(Website and app data records)
↓↓↓

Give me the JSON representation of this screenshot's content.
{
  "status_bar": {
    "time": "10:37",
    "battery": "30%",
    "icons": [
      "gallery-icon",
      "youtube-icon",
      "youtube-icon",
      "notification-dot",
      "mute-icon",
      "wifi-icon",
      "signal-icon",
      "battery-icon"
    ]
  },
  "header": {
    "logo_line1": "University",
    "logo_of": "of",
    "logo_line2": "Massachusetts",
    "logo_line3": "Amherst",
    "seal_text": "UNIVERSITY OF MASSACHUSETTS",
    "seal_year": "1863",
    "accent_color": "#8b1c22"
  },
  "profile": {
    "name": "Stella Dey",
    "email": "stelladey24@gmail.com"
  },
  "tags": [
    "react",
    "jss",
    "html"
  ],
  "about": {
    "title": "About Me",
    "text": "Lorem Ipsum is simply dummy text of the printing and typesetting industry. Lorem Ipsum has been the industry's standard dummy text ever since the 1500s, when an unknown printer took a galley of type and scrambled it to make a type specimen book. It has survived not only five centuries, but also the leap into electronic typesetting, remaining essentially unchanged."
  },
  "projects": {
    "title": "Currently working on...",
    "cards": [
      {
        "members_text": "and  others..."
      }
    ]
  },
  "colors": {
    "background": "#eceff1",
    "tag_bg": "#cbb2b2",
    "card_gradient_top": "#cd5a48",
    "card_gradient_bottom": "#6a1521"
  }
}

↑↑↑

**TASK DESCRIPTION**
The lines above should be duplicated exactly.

**ANSWER FOR THIS EXERCISE**
Give me the JSON representation of this screenshot's content.
{
  "status_bar": {
    "time": "10:37",
    "battery": "30%",
    "icons": [
      "gallery-icon",
      "youtube-icon",
      "youtube-icon",
      "notification-dot",
      "mute-icon",
      "wifi-icon",
      "signal-icon",
      "battery-icon"
    ]
  },
  "header": {
    "logo_line1": "University",
    "logo_of": "of",
    "logo_line2": "Massachusetts",
    "logo_line3": "Amherst",
    "seal_text": "UNIVERSITY OF MASSACHUSETTS",
    "seal_year": "1863",
    "accent_color": "#8b1c22"
  },
  "profile": {
    "name": "Stella Dey",
    "email": "stelladey24@gmail.com"
  },
  "tags": [
    "react",
    "jss",
    "html"
  ],
  "about": {
    "title": "About Me",
    "text": "Lorem Ipsum is simply dummy text of the printing and typesetting industry. Lorem Ipsum has been the industry's standard dummy text ever since the 1500s, when an unknown printer took a galley of type and scrambled it to make a type specimen book. It has survived not only five centuries, but also the leap into electronic typesetting, remaining essentially unchanged."
  },
  "projects": {
    "title": "Currently working on...",
    "cards": [
      {
        "members_text": "and  others..."
      }
    ]
  },
  "colors": {
    "background": "#eceff1",
    "tag_bg": "#cbb2b2",
    "card_gradient_top": "#cd5a48",
    "card_gradient_bottom": "#6a1521"
  }
}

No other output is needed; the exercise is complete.